Despite my rare (as our guide was at pains to make clear) and unnerving experience, WUF’s host city serves as an example of an unlikely urban transformation—proof that committed reform, community participation, and wise investments in urban infrastructure and service delivery can mean drastically better city life for the 3.5 billion people living in cities today.
With an additional 2 billion more people projected to be developing world urbanites by 2050, this is of no small importance.
This was the seventh session of WUF, an event hosted by U.N. Habitat every two years to discuss the impact of rapid urbanization on communities, economies, climate change, and governments.
For USAID, WUF was an opportunity to showcase our new policy on Sustainable Urban Service Delivery, [pdf] to advance our thinking on how to put the policy into practice, and to hear from experts and officials around the world about their approaches to urban development challenges.
At the heart of USAID’s new policy lies this fundamental principle: Growing cities can help to drive inclusive development; but local governments, organizations and communities must work together to ensure that urban growth does not overwhelm local capacity to deliver basic services, and that the benefits of urbanization are felt by society’s most vulnerable.
The policy ensures that we are able to support cities to deliver transparent, accountable and inclusive services to the urban poor in ways that are politically and financially sustainable, promote resilience and support multi-stakeholder partnerships.
For example, our Climate Resilient Infrastructure Services [pdf] program is working to build the sustainability of five coastal and low-lying cities—Nacala, Mozambique; Piura and Trujillo, Peru; Hue, Vietnam; and Santo Domingo, Dominican Republic—by helping them understand their climate vulnerabilities; develop and test techniques that can rapidly increase the climate resilience of water, transportation and other services; and better protect residents while preventing future development in high-risk areas. Together, the urban areas targeted by the program are home to more than 2.6 million people.
In Nacala, Mozambique, which is prone to heavy rains and landslides, we are helping the city create a database that maps vulnerable areas and provide technicians with a better understanding of how weather and climate impact infrastructure services. This work will help to ensure that Nacala and other cities in Mozambique — projected to be the fourth most urbanized country in southern Africa by 2025 — can continue to serve as the country’s economic hubs and drivers of development.
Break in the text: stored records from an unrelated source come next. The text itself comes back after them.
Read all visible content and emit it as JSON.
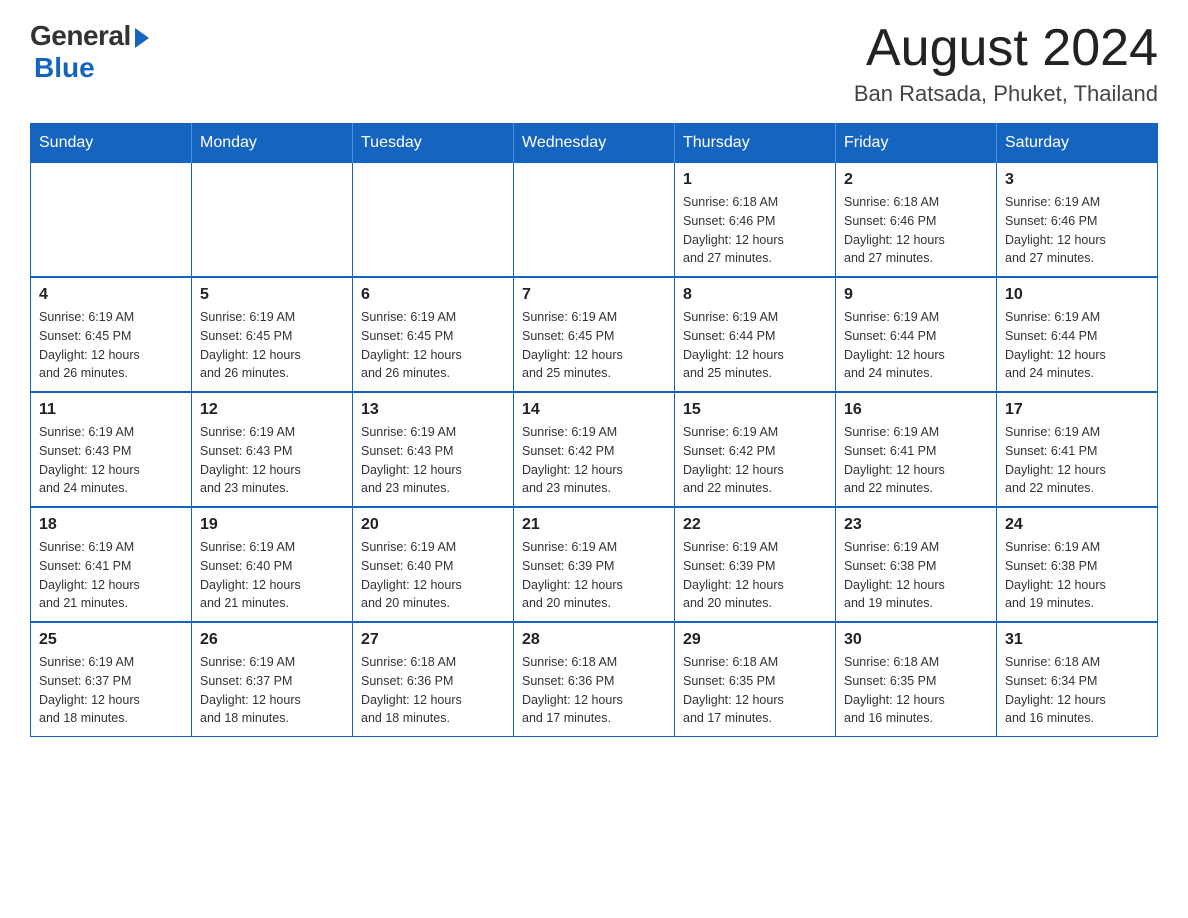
{
  "logo": {
    "general": "General",
    "blue": "Blue"
  },
  "header": {
    "month_year": "August 2024",
    "location": "Ban Ratsada, Phuket, Thailand"
  },
  "weekdays": [
    "Sunday",
    "Monday",
    "Tuesday",
    "Wednesday",
    "Thursday",
    "Friday",
    "Saturday"
  ],
  "weeks": [
    [
      {
        "day": "",
        "info": ""
      },
      {
        "day": "",
        "info": ""
      },
      {
        "day": "",
        "info": ""
      },
      {
        "day": "",
        "info": ""
      },
      {
        "day": "1",
        "info": "Sunrise: 6:18 AM\nSunset: 6:46 PM\nDaylight: 12 hours\nand 27 minutes."
      },
      {
        "day": "2",
        "info": "Sunrise: 6:18 AM\nSunset: 6:46 PM\nDaylight: 12 hours\nand 27 minutes."
      },
      {
        "day": "3",
        "info": "Sunrise: 6:19 AM\nSunset: 6:46 PM\nDaylight: 12 hours\nand 27 minutes."
      }
    ],
    [
      {
        "day": "4",
        "info": "Sunrise: 6:19 AM\nSunset: 6:45 PM\nDaylight: 12 hours\nand 26 minutes."
      },
      {
        "day": "5",
        "info": "Sunrise: 6:19 AM\nSunset: 6:45 PM\nDaylight: 12 hours\nand 26 minutes."
      },
      {
        "day": "6",
        "info": "Sunrise: 6:19 AM\nSunset: 6:45 PM\nDaylight: 12 hours\nand 26 minutes."
      },
      {
        "day": "7",
        "info": "Sunrise: 6:19 AM\nSunset: 6:45 PM\nDaylight: 12 hours\nand 25 minutes."
      },
      {
        "day": "8",
        "info": "Sunrise: 6:19 AM\nSunset: 6:44 PM\nDaylight: 12 hours\nand 25 minutes."
      },
      {
        "day": "9",
        "info": "Sunrise: 6:19 AM\nSunset: 6:44 PM\nDaylight: 12 hours\nand 24 minutes."
      },
      {
        "day": "10",
        "info": "Sunrise: 6:19 AM\nSunset: 6:44 PM\nDaylight: 12 hours\nand 24 minutes."
      }
    ],
    [
      {
        "day": "11",
        "info": "Sunrise: 6:19 AM\nSunset: 6:43 PM\nDaylight: 12 hours\nand 24 minutes."
      },
      {
        "day": "12",
        "info": "Sunrise: 6:19 AM\nSunset: 6:43 PM\nDaylight: 12 hours\nand 23 minutes."
      },
      {
        "day": "13",
        "info": "Sunrise: 6:19 AM\nSunset: 6:43 PM\nDaylight: 12 hours\nand 23 minutes."
      },
      {
        "day": "14",
        "info": "Sunrise: 6:19 AM\nSunset: 6:42 PM\nDaylight: 12 hours\nand 23 minutes."
      },
      {
        "day": "15",
        "info": "Sunrise: 6:19 AM\nSunset: 6:42 PM\nDaylight: 12 hours\nand 22 minutes."
      },
      {
        "day": "16",
        "info": "Sunrise: 6:19 AM\nSunset: 6:41 PM\nDaylight: 12 hours\nand 22 minutes."
      },
      {
        "day": "17",
        "info": "Sunrise: 6:19 AM\nSunset: 6:41 PM\nDaylight: 12 hours\nand 22 minutes."
      }
    ],
    [
      {
        "day": "18",
        "info": "Sunrise: 6:19 AM\nSunset: 6:41 PM\nDaylight: 12 hours\nand 21 minutes."
      },
      {
        "day": "19",
        "info": "Sunrise: 6:19 AM\nSunset: 6:40 PM\nDaylight: 12 hours\nand 21 minutes."
      },
      {
        "day": "20",
        "info": "Sunrise: 6:19 AM\nSunset: 6:40 PM\nDaylight: 12 hours\nand 20 minutes."
      },
      {
        "day": "21",
        "info": "Sunrise: 6:19 AM\nSunset: 6:39 PM\nDaylight: 12 hours\nand 20 minutes."
      },
      {
        "day": "22",
        "info": "Sunrise: 6:19 AM\nSunset: 6:39 PM\nDaylight: 12 hours\nand 20 minutes."
      },
      {
        "day": "23",
        "info": "Sunrise: 6:19 AM\nSunset: 6:38 PM\nDaylight: 12 hours\nand 19 minutes."
      },
      {
        "day": "24",
        "info": "Sunrise: 6:19 AM\nSunset: 6:38 PM\nDaylight: 12 hours\nand 19 minutes."
      }
    ],
    [
      {
        "day": "25",
        "info": "Sunrise: 6:19 AM\nSunset: 6:37 PM\nDaylight: 12 hours\nand 18 minutes."
      },
      {
        "day": "26",
        "info": "Sunrise: 6:19 AM\nSunset: 6:37 PM\nDaylight: 12 hours\nand 18 minutes."
      },
      {
        "day": "27",
        "info": "Sunrise: 6:18 AM\nSunset: 6:36 PM\nDaylight: 12 hours\nand 18 minutes."
      },
      {
        "day": "28",
        "info": "Sunrise: 6:18 AM\nSunset: 6:36 PM\nDaylight: 12 hours\nand 17 minutes."
      },
      {
        "day": "29",
        "info": "Sunrise: 6:18 AM\nSunset: 6:35 PM\nDaylight: 12 hours\nand 17 minutes."
      },
      {
        "day": "30",
        "info": "Sunrise: 6:18 AM\nSunset: 6:35 PM\nDaylight: 12 hours\nand 16 minutes."
      },
      {
        "day": "31",
        "info": "Sunrise: 6:18 AM\nSunset: 6:34 PM\nDaylight: 12 hours\nand 16 minutes."
      }
    ]
  ]
}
In Hue, Vietnam we are helping urban planners customize and apply a tailored software tool that anticipates the effects of climate change on newly urbanizing areas and critical infrastructure. This work will help lessen the impact of events like the 2006 flood that submerged the city of 340,000 under 6 feet of flood water, paralyzing it for days. Planners have already used the tool to adjust master plans for three zones outside of the city of Hue that are expected to urbanize quickly in the coming years.
And in Afghanistan, through the Regional Afghan Municipalities Program for Urban Populations (RAMP-UP), we are working to strengthen municipalities that have long suffered from underinvestment, limited support, low revenues, and weak institutional capacity. Some of the many successes of the four regionally based projects include implementation of solid waste collection and management programs; the establishment of public-private partnerships to generate revenue and to promote economic growth; support for female entrepreneurs through business training and local craft exhibitions; and increased revenue in some municipalities by as much as 26 percent.
The many debates and conversations at WUF made clear that the work we are doing in cities like Nacala, Hue, and throughout Afghanistan and elsewhere contributes to a mounting global urban agenda that promotes equity, inclusiveness, and the participation of communities, local and national governments, and the private sector.
Cities are growing by 70 million people each year, adding urgency to our efforts. Because cities are engines of growth, if we are successful in helping to build stronger and more resilient cities, we will also be helping to bring about a world without extreme poverty.